··· Given entries ···

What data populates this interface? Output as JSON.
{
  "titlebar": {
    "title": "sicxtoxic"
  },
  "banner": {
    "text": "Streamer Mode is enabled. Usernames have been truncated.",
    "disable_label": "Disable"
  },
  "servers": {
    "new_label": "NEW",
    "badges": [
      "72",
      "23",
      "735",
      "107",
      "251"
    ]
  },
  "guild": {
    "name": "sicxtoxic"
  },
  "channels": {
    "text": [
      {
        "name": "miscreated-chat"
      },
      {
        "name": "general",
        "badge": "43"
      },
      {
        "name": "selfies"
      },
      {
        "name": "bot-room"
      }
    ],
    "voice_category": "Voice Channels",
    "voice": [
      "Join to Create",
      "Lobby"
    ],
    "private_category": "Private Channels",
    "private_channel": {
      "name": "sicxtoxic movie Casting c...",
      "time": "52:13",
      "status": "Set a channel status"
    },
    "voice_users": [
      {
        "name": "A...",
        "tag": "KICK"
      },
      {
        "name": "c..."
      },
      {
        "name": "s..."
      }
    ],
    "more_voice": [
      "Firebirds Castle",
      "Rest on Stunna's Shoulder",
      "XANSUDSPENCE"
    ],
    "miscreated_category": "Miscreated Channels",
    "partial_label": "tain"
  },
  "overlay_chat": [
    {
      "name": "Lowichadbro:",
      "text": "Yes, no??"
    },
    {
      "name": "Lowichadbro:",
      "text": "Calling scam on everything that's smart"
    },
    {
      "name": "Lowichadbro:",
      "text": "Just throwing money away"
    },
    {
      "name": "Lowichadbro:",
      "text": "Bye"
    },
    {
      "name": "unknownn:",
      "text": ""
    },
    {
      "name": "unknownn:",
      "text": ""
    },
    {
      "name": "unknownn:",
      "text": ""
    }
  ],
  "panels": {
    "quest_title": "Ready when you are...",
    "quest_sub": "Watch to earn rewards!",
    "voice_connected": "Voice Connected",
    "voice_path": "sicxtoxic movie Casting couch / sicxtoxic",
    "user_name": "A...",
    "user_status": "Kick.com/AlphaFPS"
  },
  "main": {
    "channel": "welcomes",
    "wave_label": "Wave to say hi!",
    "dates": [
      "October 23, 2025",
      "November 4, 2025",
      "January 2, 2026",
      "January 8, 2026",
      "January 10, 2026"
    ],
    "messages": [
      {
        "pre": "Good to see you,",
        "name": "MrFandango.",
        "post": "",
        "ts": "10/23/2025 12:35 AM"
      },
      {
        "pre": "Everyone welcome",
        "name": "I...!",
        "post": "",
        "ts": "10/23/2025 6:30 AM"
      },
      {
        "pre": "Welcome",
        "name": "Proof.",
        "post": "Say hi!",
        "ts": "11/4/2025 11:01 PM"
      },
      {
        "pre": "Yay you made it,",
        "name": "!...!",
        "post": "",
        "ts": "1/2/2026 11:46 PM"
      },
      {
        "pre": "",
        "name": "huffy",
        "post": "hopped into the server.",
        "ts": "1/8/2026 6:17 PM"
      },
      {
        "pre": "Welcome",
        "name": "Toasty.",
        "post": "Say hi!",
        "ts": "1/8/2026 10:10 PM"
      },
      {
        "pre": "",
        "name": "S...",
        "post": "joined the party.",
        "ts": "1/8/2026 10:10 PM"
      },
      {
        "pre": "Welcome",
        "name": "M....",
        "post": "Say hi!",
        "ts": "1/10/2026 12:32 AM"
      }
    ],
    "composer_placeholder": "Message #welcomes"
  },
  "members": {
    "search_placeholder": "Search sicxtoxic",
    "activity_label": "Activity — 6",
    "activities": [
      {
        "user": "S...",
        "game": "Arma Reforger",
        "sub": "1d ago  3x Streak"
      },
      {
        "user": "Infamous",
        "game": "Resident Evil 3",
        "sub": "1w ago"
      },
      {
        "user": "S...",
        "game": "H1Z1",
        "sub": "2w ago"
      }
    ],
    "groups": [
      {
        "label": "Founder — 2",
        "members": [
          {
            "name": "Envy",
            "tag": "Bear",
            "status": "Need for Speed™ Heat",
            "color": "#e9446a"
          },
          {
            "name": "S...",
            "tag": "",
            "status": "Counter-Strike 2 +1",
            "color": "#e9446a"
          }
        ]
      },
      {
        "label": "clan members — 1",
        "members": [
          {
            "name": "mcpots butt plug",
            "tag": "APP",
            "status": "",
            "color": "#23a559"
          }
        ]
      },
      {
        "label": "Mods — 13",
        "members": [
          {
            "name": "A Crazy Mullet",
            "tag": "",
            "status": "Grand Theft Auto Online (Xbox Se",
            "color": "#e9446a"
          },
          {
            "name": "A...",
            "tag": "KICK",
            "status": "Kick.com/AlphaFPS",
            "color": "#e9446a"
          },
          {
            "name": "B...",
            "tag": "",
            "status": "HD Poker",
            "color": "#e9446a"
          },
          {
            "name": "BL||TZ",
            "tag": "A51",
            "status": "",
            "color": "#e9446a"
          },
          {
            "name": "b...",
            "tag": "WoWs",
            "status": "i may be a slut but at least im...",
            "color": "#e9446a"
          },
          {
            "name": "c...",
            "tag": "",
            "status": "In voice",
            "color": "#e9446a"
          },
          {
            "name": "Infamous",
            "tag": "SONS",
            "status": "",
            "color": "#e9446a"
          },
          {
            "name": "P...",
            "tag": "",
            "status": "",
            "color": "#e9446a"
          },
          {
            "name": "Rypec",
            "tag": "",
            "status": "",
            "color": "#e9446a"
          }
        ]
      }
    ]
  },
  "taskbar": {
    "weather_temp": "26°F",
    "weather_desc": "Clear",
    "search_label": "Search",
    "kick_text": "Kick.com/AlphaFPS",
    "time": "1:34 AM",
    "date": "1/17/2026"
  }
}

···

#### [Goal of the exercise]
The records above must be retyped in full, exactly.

#### [Written response]
What data populates this interface? Output as JSON.
{
  "titlebar": {
    "title": "sicxtoxic"
  },
  "banner": {
    "text": "Streamer Mode is enabled. Usernames have been truncated.",
    "disable_label": "Disable"
  },
  "servers": {
    "new_label": "NEW",
    "badges": [
      "72",
      "23",
      "735",
      "107",
      "251"
    ]
  },
  "guild": {
    "name": "sicxtoxic"
  },
  "channels": {
    "text": [
      {
        "name": "miscreated-chat"
      },
      {
        "name": "general",
        "badge": "43"
      },
      {
        "name": "selfies"
      },
      {
        "name": "bot-room"
      }
    ],
    "voice_category": "Voice Channels",
    "voice": [
      "Join to Create",
      "Lobby"
    ],
    "private_category": "Private Channels",
    "private_channel": {
      "name": "sicxtoxic movie Casting c...",
      "time": "52:13",
      "status": "Set a channel status"
    },
    "voice_users": [
      {
        "name": "A...",
        "tag": "KICK"
      },
      {
        "name": "c..."
      },
      {
        "name": "s..."
      }
    ],
    "more_voice": [
      "Firebirds Castle",
      "Rest on Stunna's Shoulder",
      "XANSUDSPENCE"
    ],
    "miscreated_category": "Miscreated Channels",
    "partial_label": "tain"
  },
  "overlay_chat": [
    {
      "name": "Lowichadbro:",
      "text": "Yes, no??"
    },
    {
      "name": "Lowichadbro:",
      "text": "Calling scam on everything that's smart"
    },
    {
      "name": "Lowichadbro:",
      "text": "Just throwing money away"
    },
    {
      "name": "Lowichadbro:",
      "text": "Bye"
    },
    {
      "name": "unknownn:",
      "text": ""
    },
    {
      "name": "unknownn:",
      "text": ""
    },
    {
      "name": "unknownn:",
      "text": ""
    }
  ],
  "panels": {
    "quest_title": "Ready when you are...",
    "quest_sub": "Watch to earn rewards!",
    "voice_connected": "Voice Connected",
    "voice_path": "sicxtoxic movie Casting couch / sicxtoxic",
    "user_name": "A...",
    "user_status": "Kick.com/AlphaFPS"
  },
  "main": {
    "channel": "welcomes",
    "wave_label": "Wave to say hi!",
    "dates": [
      "October 23, 2025",
      "November 4, 2025",
      "January 2, 2026",
      "January 8, 2026",
      "January 10, 2026"
    ],
    "messages": [
      {
        "pre": "Good to see you,",
        "name": "MrFandango.",
        "post": "",
        "ts": "10/23/2025 12:35 AM"
      },
      {
        "pre": "Everyone welcome",
        "name": "I...!",
        "post": "",
        "ts": "10/23/2025 6:30 AM"
      },
      {
        "pre": "Welcome",
        "name": "Proof.",
        "post": "Say hi!",
        "ts": "11/4/2025 11:01 PM"
      },
      {
        "pre": "Yay you made it,",
        "name": "!...!",
        "post": "",
        "ts": "1/2/2026 11:46 PM"
      },
      {
        "pre": "",
        "name": "huffy",
        "post": "hopped into the server.",
        "ts": "1/8/2026 6:17 PM"
      },
      {
        "pre": "Welcome",
        "name": "Toasty.",
        "post": "Say hi!",
        "ts": "1/8/2026 10:10 PM"
      },
      {
        "pre": "",
        "name": "S...",
        "post": "joined the party.",
        "ts": "1/8/2026 10:10 PM"
      },
      {
        "pre": "Welcome",
        "name": "M....",
        "post": "Say hi!",
        "ts": "1/10/2026 12:32 AM"
      }
    ],
    "composer_placeholder": "Message #welcomes"
  },
  "members": {
    "search_placeholder": "Search sicxtoxic",
    "activity_label": "Activity — 6",
    "activities": [
      {
        "user": "S...",
        "game": "Arma Reforger",
        "sub": "1d ago  3x Streak"
      },
      {
        "user": "Infamous",
        "game": "Resident Evil 3",
        "sub": "1w ago"
      },
      {
        "user": "S...",
        "game": "H1Z1",
        "sub": "2w ago"
      }
    ],
    "groups": [
      {
        "label": "Founder — 2",
        "members": [
          {
            "name": "Envy",
            "tag": "Bear",
            "status": "Need for Speed™ Heat",
            "color": "#e9446a"
          },
          {
            "name": "S...",
            "tag": "",
            "status": "Counter-Strike 2 +1",
            "color": "#e9446a"
          }
        ]
      },
      {
        "label": "clan members — 1",
        "members": [
          {
            "name": "mcpots butt plug",
            "tag": "APP",
            "status": "",
            "color": "#23a559"
          }
        ]
      },
      {
        "label": "Mods — 13",
        "members": [
          {
            "name": "A Crazy Mullet",
            "tag": "",
            "status": "Grand Theft Auto Online (Xbox Se",
            "color": "#e9446a"
          },
          {
            "name": "A...",
            "tag": "KICK",
            "status": "Kick.com/AlphaFPS",
            "color": "#e9446a"
          },
          {
            "name": "B...",
            "tag": "",
            "status": "HD Poker",
            "color": "#e9446a"
          },
          {
            "name": "BL||TZ",
            "tag": "A51",
            "status": "",
            "color": "#e9446a"
          },
          {
            "name": "b...",
            "tag": "WoWs",
            "status": "i may be a slut but at least im...",
            "color": "#e9446a"
          },
          {
            "name": "c...",
            "tag": "",
            "status": "In voice",
            "color": "#e9446a"
          },
          {
            "name": "Infamous",
            "tag": "SONS",
            "status": "",
            "color": "#e9446a"
          },
          {
            "name": "P...",
            "tag": "",
            "status": "",
            "color": "#e9446a"
          },
          {
            "name": "Rypec",
            "tag": "",
            "status": "",
            "color": "#e9446a"
          }
        ]
      }
    ]
  },
  "taskbar": {
    "weather_temp": "26°F",
    "weather_desc": "Clear",
    "search_label": "Search",
    "kick_text": "Kick.com/AlphaFPS",
    "time": "1:34 AM",
    "date": "1/17/2026"
  }
}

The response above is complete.